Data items
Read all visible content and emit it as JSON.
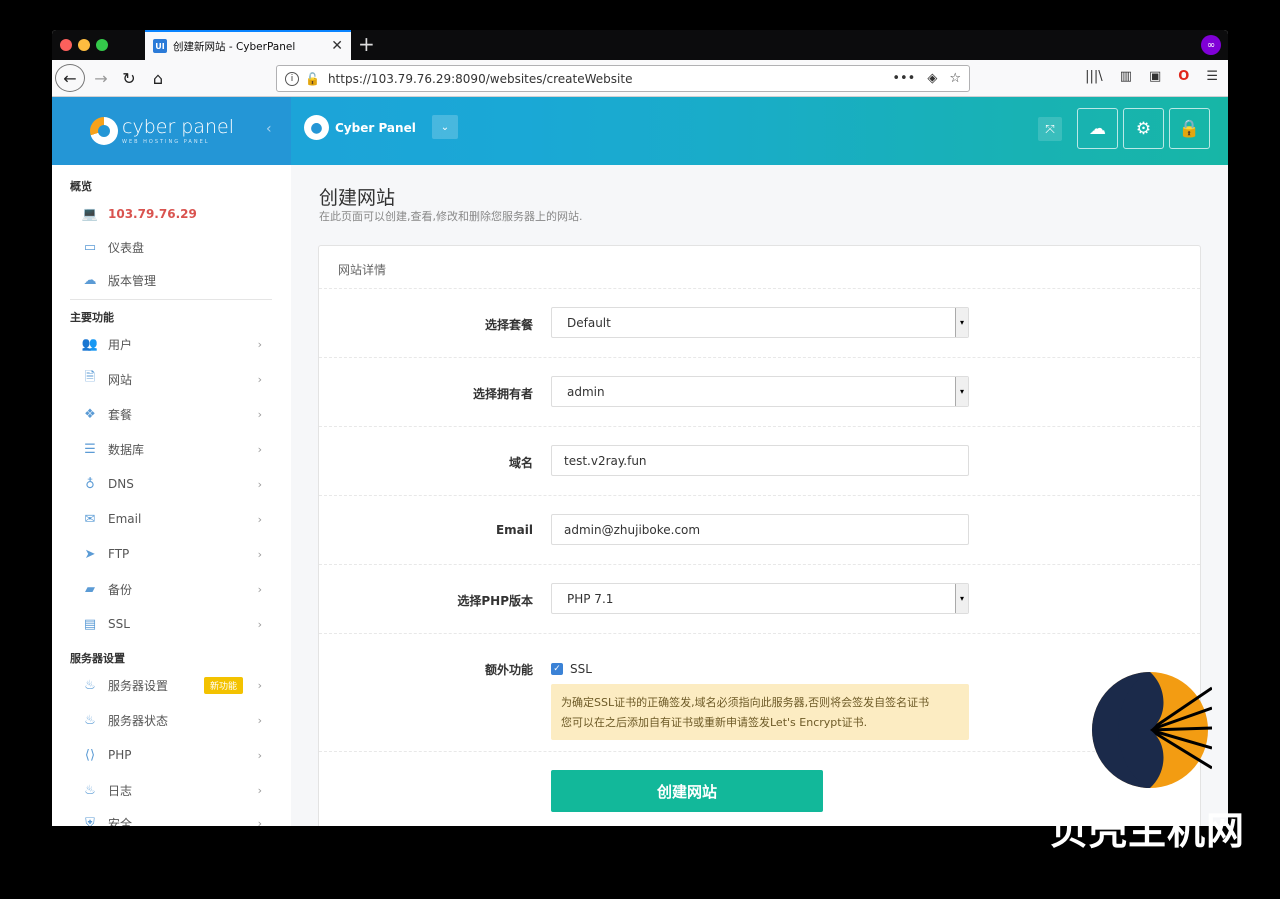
{
  "browser": {
    "tab_favicon": "UI",
    "tab_title": "创建新网站 - CyberPanel",
    "url": "https://103.79.76.29:8090/websites/createWebsite"
  },
  "header": {
    "logo_text": "cyber panel",
    "logo_sub": "WEB HOSTING PANEL",
    "user_name": "Cyber Panel"
  },
  "sidebar": {
    "overview_title": "概览",
    "ip_item": "103.79.76.29",
    "dashboard": "仪表盘",
    "version": "版本管理",
    "main_title": "主要功能",
    "items": [
      "用户",
      "网站",
      "套餐",
      "数据库",
      "DNS",
      "Email",
      "FTP",
      "备份",
      "SSL"
    ],
    "server_title": "服务器设置",
    "server_items": [
      "服务器设置",
      "服务器状态",
      "PHP",
      "日志",
      "安全"
    ],
    "new_badge": "新功能"
  },
  "main": {
    "title": "创建网站",
    "description": "在此页面可以创建,查看,修改和删除您服务器上的网站.",
    "panel_title": "网站详情",
    "labels": {
      "package": "选择套餐",
      "owner": "选择拥有者",
      "domain": "域名",
      "email": "Email",
      "php": "选择PHP版本",
      "extra": "额外功能"
    },
    "values": {
      "package": "Default",
      "owner": "admin",
      "domain": "test.v2ray.fun",
      "email": "admin@zhujiboke.com",
      "php": "PHP 7.1"
    },
    "ssl_label": "SSL",
    "ssl_note_line1": "为确定SSL证书的正确签发,域名必须指向此服务器,否则将会签发自签名证书",
    "ssl_note_line2": "您可以在之后添加自有证书或重新申请签发Let's Encrypt证书.",
    "submit": "创建网站"
  },
  "watermark": "贝壳主机网",
  "colors": {
    "accent": "#12b89a",
    "header_blue": "#2496d6",
    "ip_red": "#d9534f"
  }
}
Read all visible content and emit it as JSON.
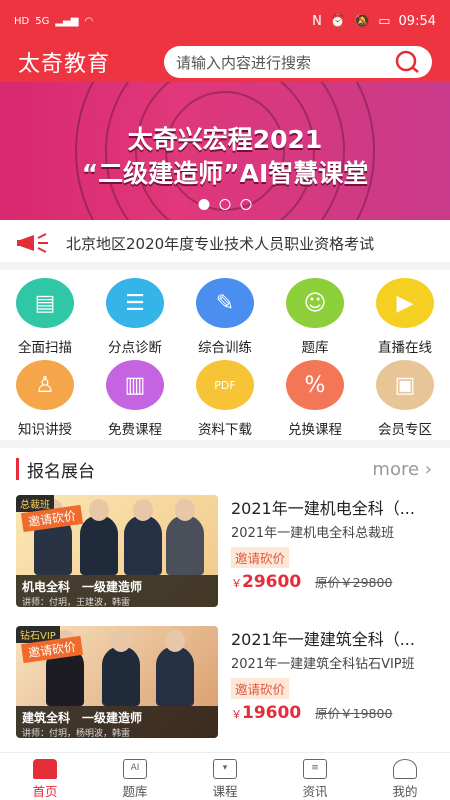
{
  "status_bar": {
    "left_icons": [
      "HD",
      "5G",
      "signal-icon",
      "wifi-icon"
    ],
    "time": "09:54"
  },
  "header": {
    "brand": "太奇教育",
    "search_placeholder": "请输入内容进行搜索"
  },
  "banner": {
    "line1": "太奇兴宏程2021",
    "line2": "“二级建造师”AI智慧课堂",
    "active_dot": 0,
    "dot_count": 3
  },
  "notice": {
    "text": "北京地区2020年度专业技术人员职业资格考试"
  },
  "grid": [
    {
      "label": "全面扫描",
      "icon": "book-scan-icon",
      "color": "#2fc7a6"
    },
    {
      "label": "分点诊断",
      "icon": "list-icon",
      "color": "#35b4e8"
    },
    {
      "label": "综合训练",
      "icon": "doc-edit-icon",
      "color": "#4a8ff0"
    },
    {
      "label": "题库",
      "icon": "ai-head-icon",
      "color": "#8ccf3a"
    },
    {
      "label": "直播在线",
      "icon": "tv-icon",
      "color": "#f5cf21"
    },
    {
      "label": "知识讲授",
      "icon": "teacher-icon",
      "color": "#f5a64a"
    },
    {
      "label": "免费课程",
      "icon": "books-icon",
      "color": "#c464e0"
    },
    {
      "label": "资料下载",
      "icon": "pdf-icon",
      "color": "#f7c438"
    },
    {
      "label": "兑换课程",
      "icon": "coupon-icon",
      "color": "#f37757"
    },
    {
      "label": "会员专区",
      "icon": "vip-box-icon",
      "color": "#e8c596"
    }
  ],
  "section": {
    "title": "报名展台",
    "more": "more"
  },
  "courses": [
    {
      "tag": "总裁班",
      "promo": "邀请砍价",
      "cap_title": "机电全科　一级建造师",
      "cap_teachers": "讲师：付玥，王建波，韩雷",
      "title": "2021年一建机电全科（...",
      "subtitle": "2021年一建机电全科总裁班",
      "badge": "邀请砍价",
      "currency": "￥",
      "price": "29600",
      "original": "原价￥29800"
    },
    {
      "tag": "钻石VIP",
      "promo": "邀请砍价",
      "cap_title": "建筑全科　一级建造师",
      "cap_teachers": "讲师：付玥，杨明波，韩雷",
      "title": "2021年一建建筑全科（...",
      "subtitle": "2021年一建建筑全科钻石VIP班",
      "badge": "邀请砍价",
      "currency": "￥",
      "price": "19600",
      "original": "原价￥19800"
    }
  ],
  "tabbar": [
    {
      "label": "首页",
      "icon": "home-icon",
      "active": true
    },
    {
      "label": "题库",
      "icon": "ai-icon",
      "active": false
    },
    {
      "label": "课程",
      "icon": "bookmark-book-icon",
      "active": false
    },
    {
      "label": "资讯",
      "icon": "news-icon",
      "active": false
    },
    {
      "label": "我的",
      "icon": "person-icon",
      "active": false
    }
  ],
  "colors": {
    "brand_red": "#ee3440",
    "price_red": "#e52d3a"
  }
}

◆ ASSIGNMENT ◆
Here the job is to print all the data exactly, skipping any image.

◆ YOUR RESPONSE ◆
Read all visible content and emit it as JSON.
{
  "browser": {
    "tab_favicon": "UI",
    "tab_title": "创建新网站 - CyberPanel",
    "url": "https://103.79.76.29:8090/websites/createWebsite"
  },
  "header": {
    "logo_text": "cyber panel",
    "logo_sub": "WEB HOSTING PANEL",
    "user_name": "Cyber Panel"
  },
  "sidebar": {
    "overview_title": "概览",
    "ip_item": "103.79.76.29",
    "dashboard": "仪表盘",
    "version": "版本管理",
    "main_title": "主要功能",
    "items": [
      "用户",
      "网站",
      "套餐",
      "数据库",
      "DNS",
      "Email",
      "FTP",
      "备份",
      "SSL"
    ],
    "server_title": "服务器设置",
    "server_items": [
      "服务器设置",
      "服务器状态",
      "PHP",
      "日志",
      "安全"
    ],
    "new_badge": "新功能"
  },
  "main": {
    "title": "创建网站",
    "description": "在此页面可以创建,查看,修改和删除您服务器上的网站.",
    "panel_title": "网站详情",
    "labels": {
      "package": "选择套餐",
      "owner": "选择拥有者",
      "domain": "域名",
      "email": "Email",
      "php": "选择PHP版本",
      "extra": "额外功能"
    },
    "values": {
      "package": "Default",
      "owner": "admin",
      "domain": "test.v2ray.fun",
      "email": "admin@zhujiboke.com",
      "php": "PHP 7.1"
    },
    "ssl_label": "SSL",
    "ssl_note_line1": "为确定SSL证书的正确签发,域名必须指向此服务器,否则将会签发自签名证书",
    "ssl_note_line2": "您可以在之后添加自有证书或重新申请签发Let's Encrypt证书.",
    "submit": "创建网站"
  },
  "watermark": "贝壳主机网",
  "colors": {
    "accent": "#12b89a",
    "header_blue": "#2496d6",
    "ip_red": "#d9534f"
  }
}
Read all visible content and emit it as JSON.
{
  "status_bar": {
    "left_icons": [
      "HD",
      "5G",
      "signal-icon",
      "wifi-icon"
    ],
    "time": "09:54"
  },
  "header": {
    "brand": "太奇教育",
    "search_placeholder": "请输入内容进行搜索"
  },
  "banner": {
    "line1": "太奇兴宏程2021",
    "line2": "“二级建造师”AI智慧课堂",
    "active_dot": 0,
    "dot_count": 3
  },
  "notice": {
    "text": "北京地区2020年度专业技术人员职业资格考试"
  },
  "grid": [
    {
      "label": "全面扫描",
      "icon": "book-scan-icon",
      "color": "#2fc7a6"
    },
    {
      "label": "分点诊断",
      "icon": "list-icon",
      "color": "#35b4e8"
    },
    {
      "label": "综合训练",
      "icon": "doc-edit-icon",
      "color": "#4a8ff0"
    },
    {
      "label": "题库",
      "icon": "ai-head-icon",
      "color": "#8ccf3a"
    },
    {
      "label": "直播在线",
      "icon": "tv-icon",
      "color": "#f5cf21"
    },
    {
      "label": "知识讲授",
      "icon": "teacher-icon",
      "color": "#f5a64a"
    },
    {
      "label": "免费课程",
      "icon": "books-icon",
      "color": "#c464e0"
    },
    {
      "label": "资料下载",
      "icon": "pdf-icon",
      "color": "#f7c438"
    },
    {
      "label": "兑换课程",
      "icon": "coupon-icon",
      "color": "#f37757"
    },
    {
      "label": "会员专区",
      "icon": "vip-box-icon",
      "color": "#e8c596"
    }
  ],
  "section": {
    "title": "报名展台",
    "more": "more"
  },
  "courses": [
    {
      "tag": "总裁班",
      "promo": "邀请砍价",
      "cap_title": "机电全科　一级建造师",
      "cap_teachers": "讲师：付玥，王建波，韩雷",
      "title": "2021年一建机电全科（...",
      "subtitle": "2021年一建机电全科总裁班",
      "badge": "邀请砍价",
      "currency": "￥",
      "price": "29600",
      "original": "原价￥29800"
    },
    {
      "tag": "钻石VIP",
      "promo": "邀请砍价",
      "cap_title": "建筑全科　一级建造师",
      "cap_teachers": "讲师：付玥，杨明波，韩雷",
      "title": "2021年一建建筑全科（...",
      "subtitle": "2021年一建建筑全科钻石VIP班",
      "badge": "邀请砍价",
      "currency": "￥",
      "price": "19600",
      "original": "原价￥19800"
    }
  ],
  "tabbar": [
    {
      "label": "首页",
      "icon": "home-icon",
      "active": true
    },
    {
      "label": "题库",
      "icon": "ai-icon",
      "active": false
    },
    {
      "label": "课程",
      "icon": "bookmark-book-icon",
      "active": false
    },
    {
      "label": "资讯",
      "icon": "news-icon",
      "active": false
    },
    {
      "label": "我的",
      "icon": "person-icon",
      "active": false
    }
  ],
  "colors": {
    "brand_red": "#ee3440",
    "price_red": "#e52d3a"
  }
}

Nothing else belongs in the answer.